Bill D posted on Thursday, 26 January, 2006 - 09:14 am
Well keep watching the BBC's series on alternative medicine and see if they debunk that. I had someone try to sell me magnetic insoles in America. Supposedly cure back problems! :-)
Tricky posted on Thursday, 26 January, 2006 - 11:28 am
Magnetic insoles ? I can just imagine a railway worker walking the lines with a couple of pounds of iron dust stuck to each boot :-)
Tim posted on Friday, 27 January, 2006 - 12:15 am
A busker might find magnetic insoles useful, tapping his foot on a guitar pick-up instead of a drum.

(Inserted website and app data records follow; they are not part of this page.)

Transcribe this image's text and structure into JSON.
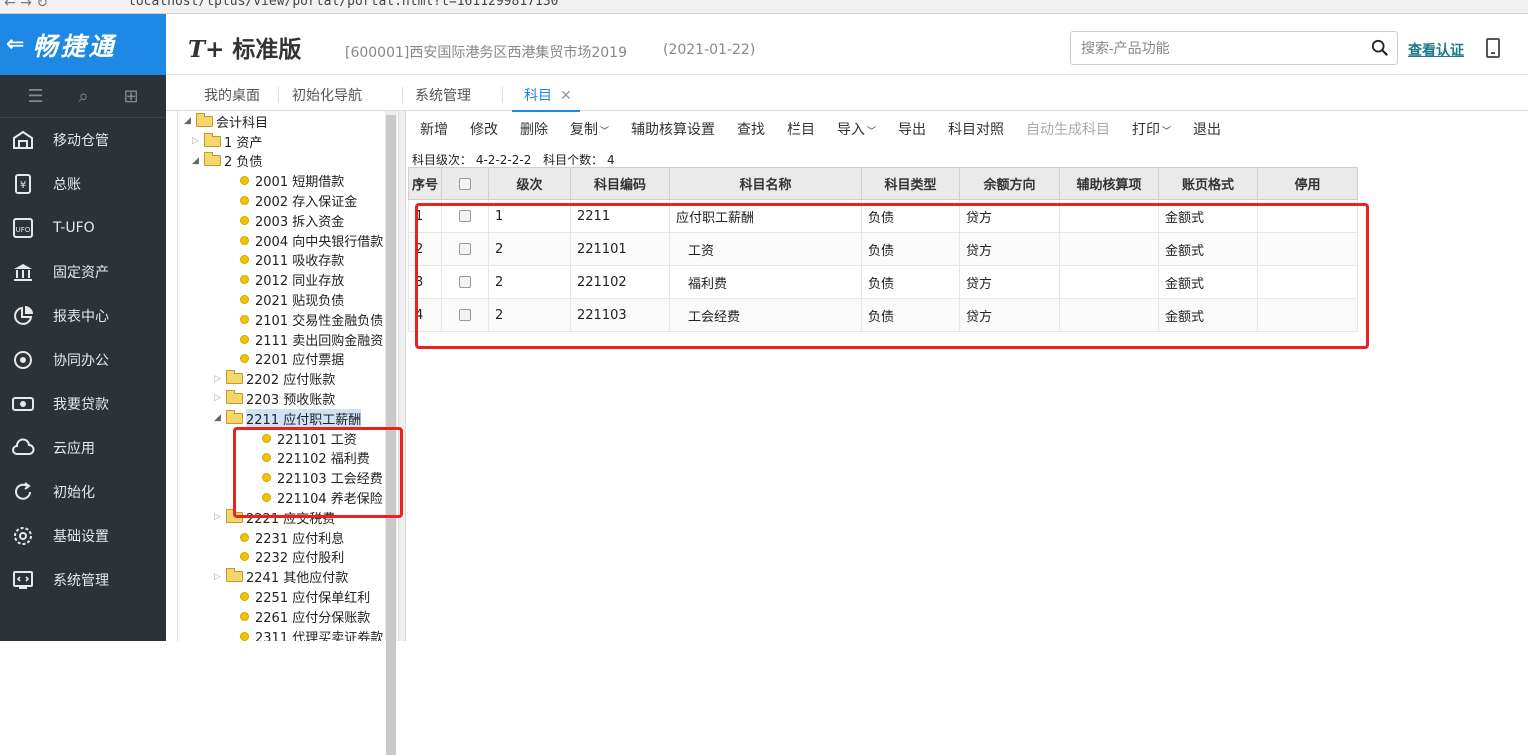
{
  "browser": {
    "nav_glyphs": "← → ↻",
    "url": "localhost/tplus/view/portal/portal.html?t=1611299817130"
  },
  "header": {
    "brand": "畅捷通",
    "product_prefix": "T+",
    "product_name": "标准版",
    "company": "[600001]西安国际港务区西港集贸市场2019",
    "date": "(2021-01-22)",
    "search_placeholder": "搜索-产品功能",
    "certify": "查看认证"
  },
  "sidebar": {
    "items": [
      {
        "label": "移动仓管",
        "icon": "warehouse-icon"
      },
      {
        "label": "总账",
        "icon": "ledger-icon"
      },
      {
        "label": "T-UFO",
        "icon": "ufo-icon"
      },
      {
        "label": "固定资产",
        "icon": "bank-icon"
      },
      {
        "label": "报表中心",
        "icon": "chart-pie-icon"
      },
      {
        "label": "协同办公",
        "icon": "collab-icon"
      },
      {
        "label": "我要贷款",
        "icon": "money-icon"
      },
      {
        "label": "云应用",
        "icon": "cloud-icon"
      },
      {
        "label": "初始化",
        "icon": "refresh-icon"
      },
      {
        "label": "基础设置",
        "icon": "settings-icon"
      },
      {
        "label": "系统管理",
        "icon": "code-icon"
      }
    ]
  },
  "tabs": [
    {
      "label": "我的桌面"
    },
    {
      "label": "初始化导航"
    },
    {
      "label": "系统管理"
    },
    {
      "label": "科目",
      "active": true
    }
  ],
  "tree": {
    "root": "会计科目",
    "nodes": [
      {
        "label": "1 资产"
      },
      {
        "label": "2 负债"
      },
      {
        "label": "2001 短期借款"
      },
      {
        "label": "2002 存入保证金"
      },
      {
        "label": "2003 拆入资金"
      },
      {
        "label": "2004 向中央银行借款"
      },
      {
        "label": "2011 吸收存款"
      },
      {
        "label": "2012 同业存放"
      },
      {
        "label": "2021 贴现负债"
      },
      {
        "label": "2101 交易性金融负债"
      },
      {
        "label": "2111 卖出回购金融资"
      },
      {
        "label": "2201 应付票据"
      },
      {
        "label": "2202 应付账款"
      },
      {
        "label": "2203 预收账款"
      },
      {
        "label": "2211 应付职工薪酬"
      },
      {
        "label": "221101 工资"
      },
      {
        "label": "221102 福利费"
      },
      {
        "label": "221103 工会经费"
      },
      {
        "label": "221104 养老保险"
      },
      {
        "label": "2221 应交税费"
      },
      {
        "label": "2231 应付利息"
      },
      {
        "label": "2232 应付股利"
      },
      {
        "label": "2241 其他应付款"
      },
      {
        "label": "2251 应付保单红利"
      },
      {
        "label": "2261 应付分保账款"
      },
      {
        "label": "2311 代理买卖证券款"
      }
    ]
  },
  "toolbar": {
    "buttons": [
      "新增",
      "修改",
      "删除",
      "复制",
      "辅助核算设置",
      "查找",
      "栏目",
      "导入",
      "导出",
      "科目对照",
      "自动生成科目",
      "打印",
      "退出"
    ]
  },
  "meta": {
    "levels_label": "科目级次：",
    "levels": "4-2-2-2-2",
    "count_label": "科目个数：",
    "count": "4"
  },
  "table": {
    "headers": [
      "序号",
      "",
      "级次",
      "科目编码",
      "科目名称",
      "科目类型",
      "余额方向",
      "辅助核算项",
      "账页格式",
      "停用"
    ],
    "rows": [
      {
        "no": "1",
        "level": "1",
        "code": "2211",
        "name": "应付职工薪酬",
        "type": "负债",
        "direction": "贷方",
        "aux": "",
        "format": "金额式",
        "disabled": ""
      },
      {
        "no": "2",
        "level": "2",
        "code": "221101",
        "name": "工资",
        "type": "负债",
        "direction": "贷方",
        "aux": "",
        "format": "金额式",
        "disabled": ""
      },
      {
        "no": "3",
        "level": "2",
        "code": "221102",
        "name": "福利费",
        "type": "负债",
        "direction": "贷方",
        "aux": "",
        "format": "金额式",
        "disabled": ""
      },
      {
        "no": "4",
        "level": "2",
        "code": "221103",
        "name": "工会经费",
        "type": "负债",
        "direction": "贷方",
        "aux": "",
        "format": "金额式",
        "disabled": ""
      }
    ]
  },
  "colors": {
    "brand": "#1e88e5",
    "sidebar": "#2b3238",
    "highlight": "#e6231f"
  }
}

You won't need to wait for the Beeb to debunk copper bracelets - Arthritis sufferers have just as much copper in their bodies as the rest of the population.
Barrios, Barrios! Where are you?

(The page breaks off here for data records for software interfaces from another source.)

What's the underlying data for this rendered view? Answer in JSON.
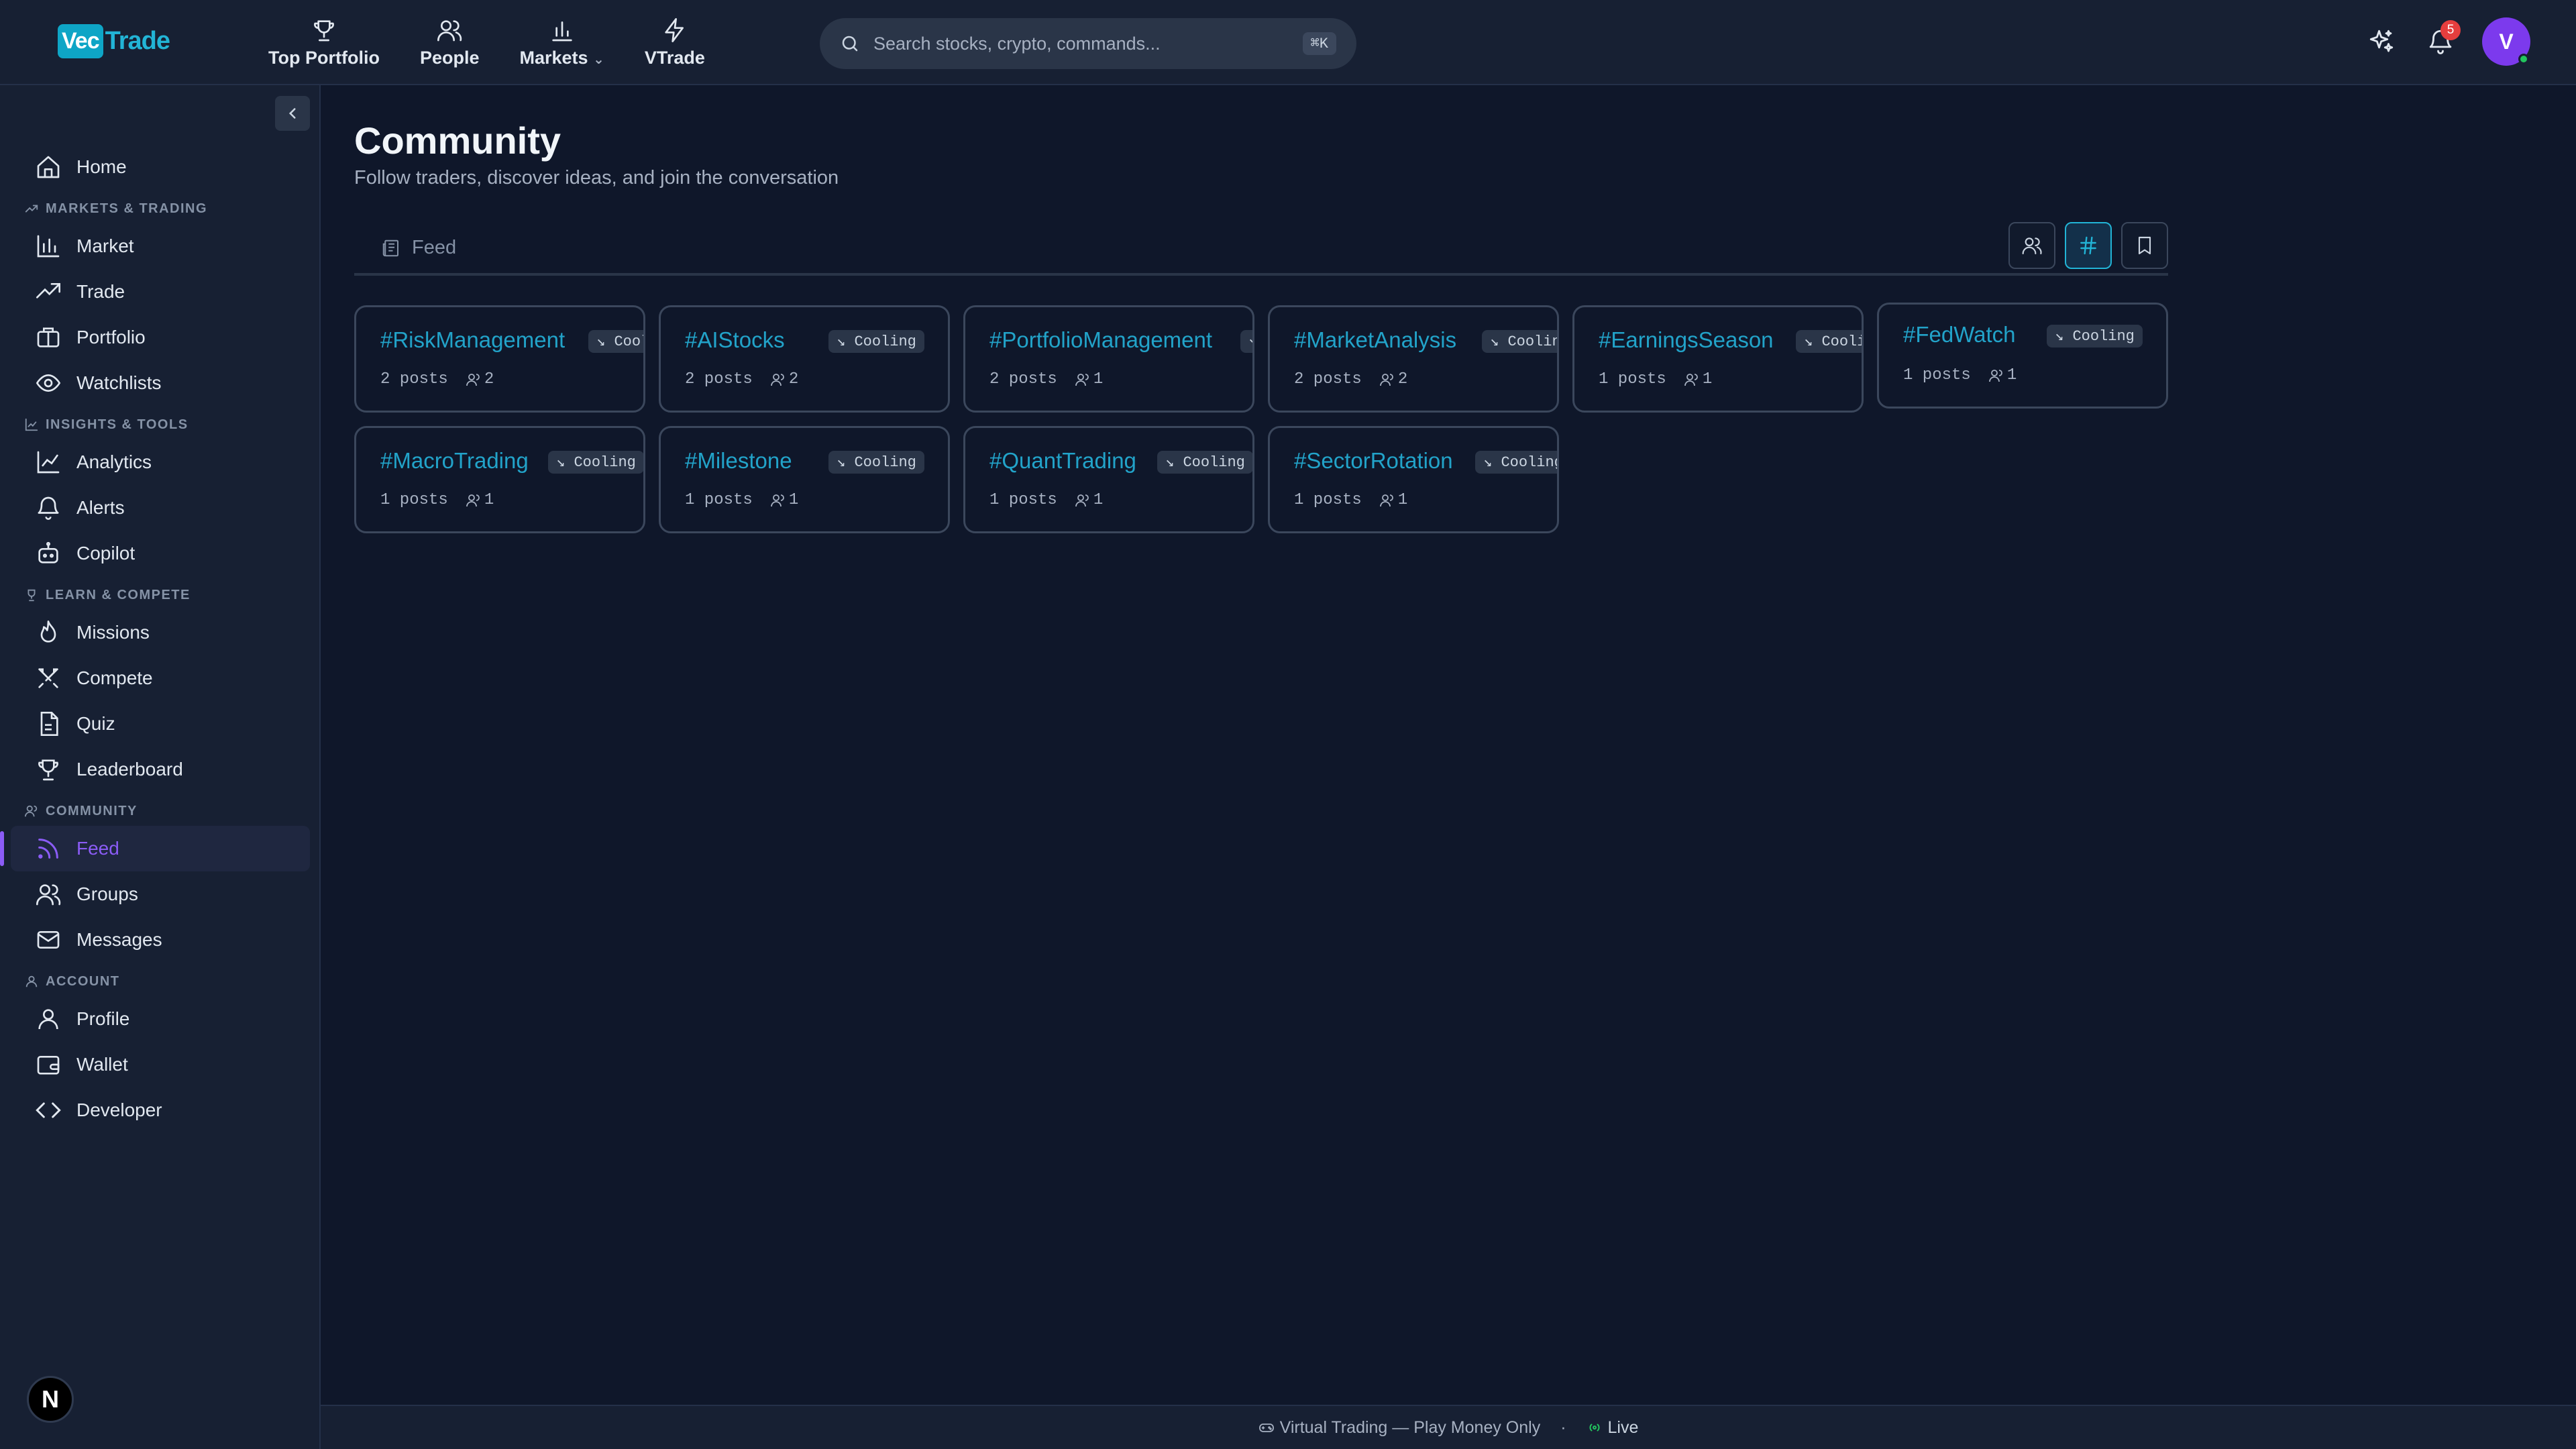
{
  "app": {
    "logo_box": "Vec",
    "logo_text": "Trade"
  },
  "topnav": [
    {
      "label": "Top Portfolio",
      "icon": "trophy-icon"
    },
    {
      "label": "People",
      "icon": "users-icon"
    },
    {
      "label": "Markets",
      "icon": "bar-chart-icon"
    },
    {
      "label": "VTrade",
      "icon": "lightning-icon"
    }
  ],
  "search": {
    "placeholder": "Search stocks, crypto, commands...",
    "shortcut": "⌘K"
  },
  "notifications": {
    "count": "5"
  },
  "user": {
    "initial": "V"
  },
  "sidebar": {
    "home": "Home",
    "sections": {
      "markets": "MARKETS & TRADING",
      "insights": "INSIGHTS & TOOLS",
      "learn": "LEARN & COMPETE",
      "community": "COMMUNITY",
      "account": "ACCOUNT"
    },
    "items": {
      "market": "Market",
      "trade": "Trade",
      "portfolio": "Portfolio",
      "watchlists": "Watchlists",
      "analytics": "Analytics",
      "alerts": "Alerts",
      "copilot": "Copilot",
      "missions": "Missions",
      "compete": "Compete",
      "quiz": "Quiz",
      "leaderboard": "Leaderboard",
      "feed": "Feed",
      "groups": "Groups",
      "messages": "Messages",
      "profile": "Profile",
      "wallet": "Wallet",
      "developer": "Developer"
    },
    "n_button": "N"
  },
  "page": {
    "title": "Community",
    "subtitle": "Follow traders, discover ideas, and join the conversation",
    "tab_feed": "Feed"
  },
  "topics": [
    {
      "tag": "#RiskManagement",
      "badge": "↘ Cooling",
      "posts": "2 posts",
      "users": "2"
    },
    {
      "tag": "#AIStocks",
      "badge": "↘ Cooling",
      "posts": "2 posts",
      "users": "2"
    },
    {
      "tag": "#PortfolioManagement",
      "badge": "↘ Cooling",
      "posts": "2 posts",
      "users": "1"
    },
    {
      "tag": "#MarketAnalysis",
      "badge": "↘ Cooling",
      "posts": "2 posts",
      "users": "2"
    },
    {
      "tag": "#EarningsSeason",
      "badge": "↘ Cooling",
      "posts": "1 posts",
      "users": "1"
    },
    {
      "tag": "#FedWatch",
      "badge": "↘ Cooling",
      "posts": "1 posts",
      "users": "1"
    },
    {
      "tag": "#MacroTrading",
      "badge": "↘ Cooling",
      "posts": "1 posts",
      "users": "1"
    },
    {
      "tag": "#Milestone",
      "badge": "↘ Cooling",
      "posts": "1 posts",
      "users": "1"
    },
    {
      "tag": "#QuantTrading",
      "badge": "↘ Cooling",
      "posts": "1 posts",
      "users": "1"
    },
    {
      "tag": "#SectorRotation",
      "badge": "↘ Cooling",
      "posts": "1 posts",
      "users": "1"
    }
  ],
  "footer": {
    "left": "Virtual Trading — Play Money Only",
    "sep": "·",
    "live": "Live"
  }
}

Bill D posted on Friday, 27 January, 2006 - 11:40 am
Never mind the dubious properties of copper bracelets. Calling out to dead people? Now that's weird. :-)
Tim posted on Friday, 27 January, 2006 - 12:48 pm

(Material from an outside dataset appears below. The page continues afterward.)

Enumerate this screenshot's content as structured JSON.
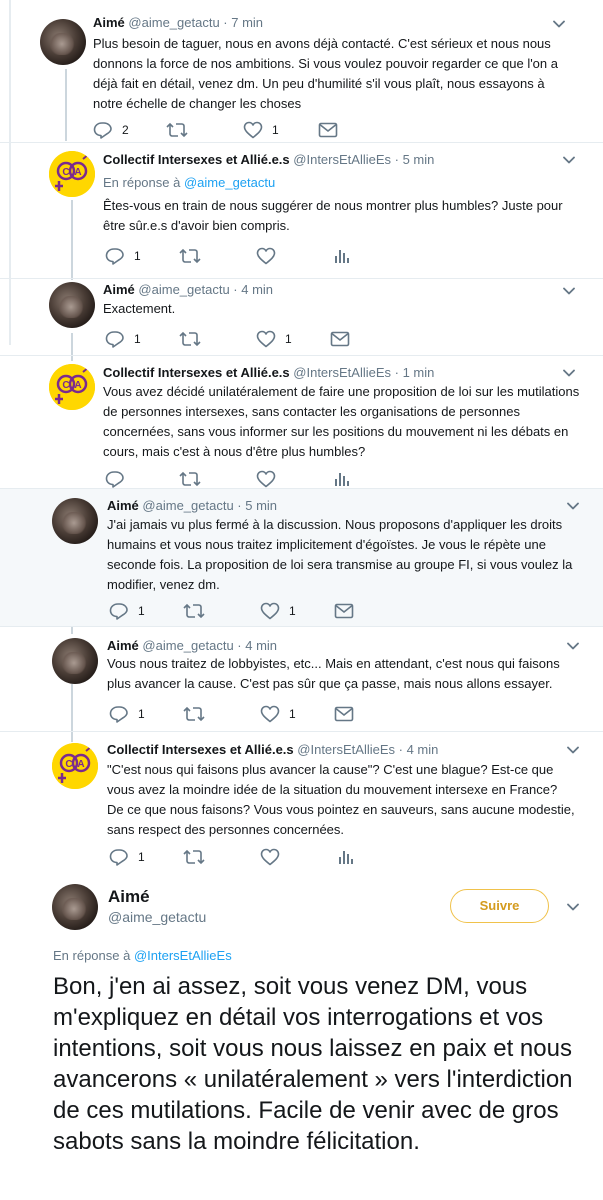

Weird? Invoking spirits is normal in many cultures (like imbibing spirits is in others).
I could have been calling the cat in. Actually I wasn't - I've always baulked at naming a cat after a guitarist in case the poor moggy gets anxious about what it will be doing in its 10th life. Had I known about Barrios's steel strings earlier I needn't have worried.
Tim posted on Sunday, 05 February, 2006 - 10:57 pm
Still no sign of Naxos releasing Barrios Vol 3. Their end of February releases will include a 3rd disc (mysteriously called Vol 2) of Argentine guitar music played by Victor Villadangos - guaranteed £5.99 spend for me on 27 Feb. If you don't know the first two discs, check them out.
I am trying to determine what "Estudio" John Williams is playing on his 1977 recording of "John Williams Plays Barrios". It is two cuts before "Sueno" on the A side of the cassette. I want to buy the sheet but Barrios composed numerous Studies and the liner says only "Estudio". I would be grateful for any help you Barrios lovers (and Williams fans) can be. Is it the arpeggio study?
colin white posted on Thursday, 16 March, 2006 - 04:38 pm
I'm behind the times here. I've just read that stuff from early Dec 05 about JW playing high (?too high) notes on the 19th or whatever fret. I remember seeing him play some Barrios piece with tremolo a few years ago and he explained that one of the notes was too high for the guitar so in the studio he tuned his string up and edited that bit in; in the concert he simply missed out the high note, playing a lower note instead. "So now you know"- quote. Does that clarify anything, or is this discussion dead?
Tim posted on Thursday, 16 March, 2006 - 05:10 pm
Thanks for that Colin. That would be Sueno you saw him play - Ultima Cancion ('Una Limosna....') doesn't need the high C and that's the only other Barrios tremolo I think JW has ever played or recorded. I've been meaning to post again about this - take a listen to all the recordings you can of Sueno, about the four and a half minute mark where the high C is used. Some recording have a high C (JW's '77 and GP for example), others play a melodic variation which fits harmonically.
If you want the sheet music for that Barrios estudio buy Rico Stover's complete Barrios and it's bound to be in there (plus a lot more besides). Some editions give Barrios studies numbers, but Barrios himself never did. Interestingly Valses Op 8 Nos 3 & 4 were numbered, but not Nos 1 or 2....
Richard posted on Saturday, 15 July, 2006 - 07:00 pm
I've spent a chunk of the day trying to catch up on the board since I last had a chance to read it properly (last September!) and a considerable amount of that time has been spent on this thread alone.
® whoosh <- most of this thread .O <- my head /¦\ <- me ./\
Just to add what's already been said, JW plays Sueno... live fairly frequently and I've heard him explain about that top note at least twice, so the recording definitely uses studio tricks.
I'm sure there was something else I wanted to add, but I really can't remember what it was...